From the National Geographic Sea Bird in the Pacific Northwest
Oct 14, 2012 - National Geographic Sea Bird
The day began and ended cloudy and cool, but midday was sunny and warm. Guests shed layers to accommodate higher temperatures. Nobody complained about the weather.
The National Geographic Sea Bird was anchored at Clarkston, Washington, the eastern-most port of our Columbia and Snake River voyage. Guests had the unenviable choice of heading on up the Snake River on jet boats, or embarking on a Lewis-and-Clark site tour of the Clearwater River. Most wished that somehow both trips could be accommodated, but the definition of freedom, and the bane, is the necessity of choice. No matter what one’s preferences, each group championed its own choice, and both were right.

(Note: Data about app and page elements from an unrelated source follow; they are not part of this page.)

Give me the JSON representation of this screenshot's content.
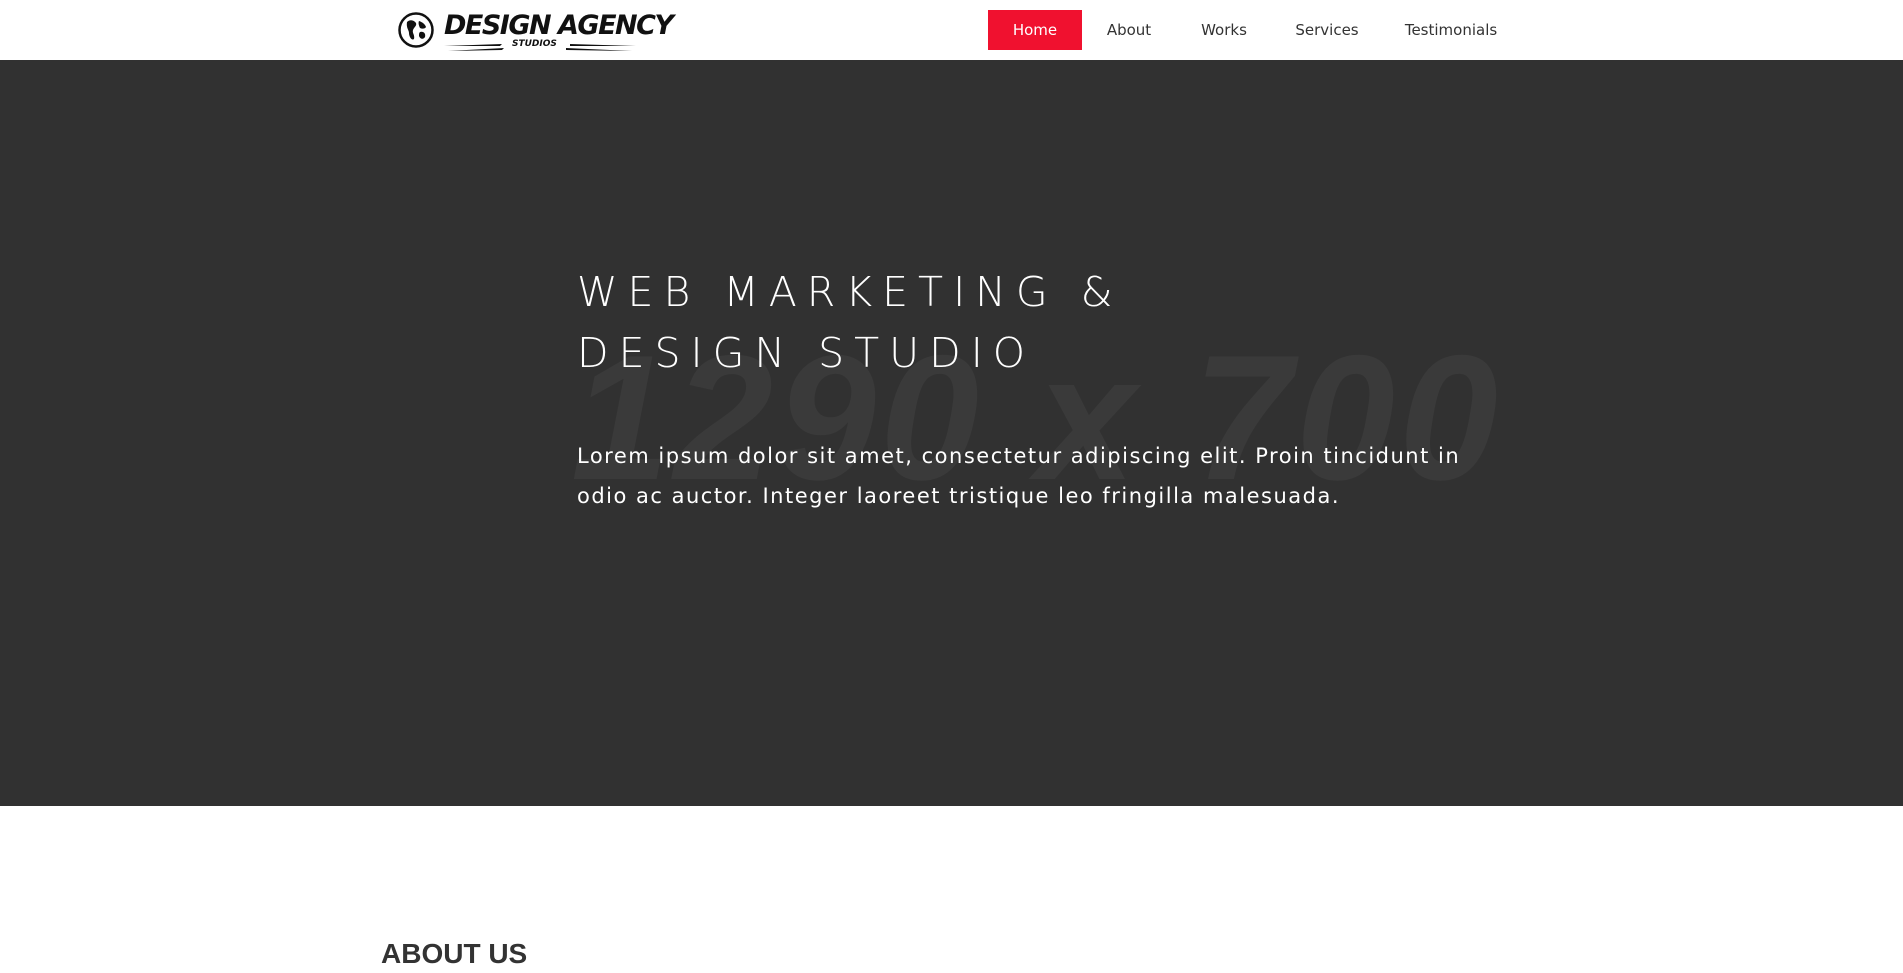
{
  "header": {
    "logo": {
      "title": "DESIGN AGENCY",
      "subtitle": "STUDIOS",
      "icon": "globe-icon"
    },
    "nav": [
      {
        "label": "Home",
        "active": true
      },
      {
        "label": "About",
        "active": false
      },
      {
        "label": "Works",
        "active": false
      },
      {
        "label": "Services",
        "active": false
      },
      {
        "label": "Testimonials",
        "active": false
      }
    ]
  },
  "hero": {
    "placeholder": "1290 x 700",
    "title_line1": "WEB MARKETING &",
    "title_line2": "DESIGN STUDIO",
    "text": "Lorem ipsum dolor sit amet, consectetur adipiscing elit. Proin tincidunt in odio ac auctor. Integer laoreet tristique leo fringilla malesuada."
  },
  "about": {
    "title": "ABOUT US"
  },
  "colors": {
    "accent": "#f0112f",
    "hero_background": "#313131",
    "header_background": "#ffffff",
    "text_dark": "#333333"
  }
}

Jet-boating into the Hell’s Canyon National Recreation Area is to almost leave civilization. There are no roads; even postal deliveries are by boat. But wildlife viewings compensate for the lack of McDonalds. Jet boaters saw Rocky Mountain Bighorn Sheep (almost a daily attraction hereabouts), mule deer, Great Blue Herons, and bald eagles. More than fifty miles up, the canyon dominates. But intrepid miners sought gold, dug tunnels, built smelters, and sunk steamships in olden times. Ancient Indian petroglyphs are even older. No jet-boaters regretted this environmental, geological, and historical exercise.
The “Clarkies” (Lewis and Clark fans) headed up the Clearwater River to visit the most concentrated collection of (almost unchanged) L & C sites anywhere in the country. Guided by the intrepid Lin Laughey, who knows more about the area than Google, we walked where the explorers walked, stood where they stood, and almost emulated their movements. Lee Hamilton, wilderness skills expert, prepared us for the arduous journey across the Bitterroot Mountains. All felt we were a part of early American history, and we appreciated it.
If there are better days on a Lindblad-National Geographic expedition, we don’t want to hear about it.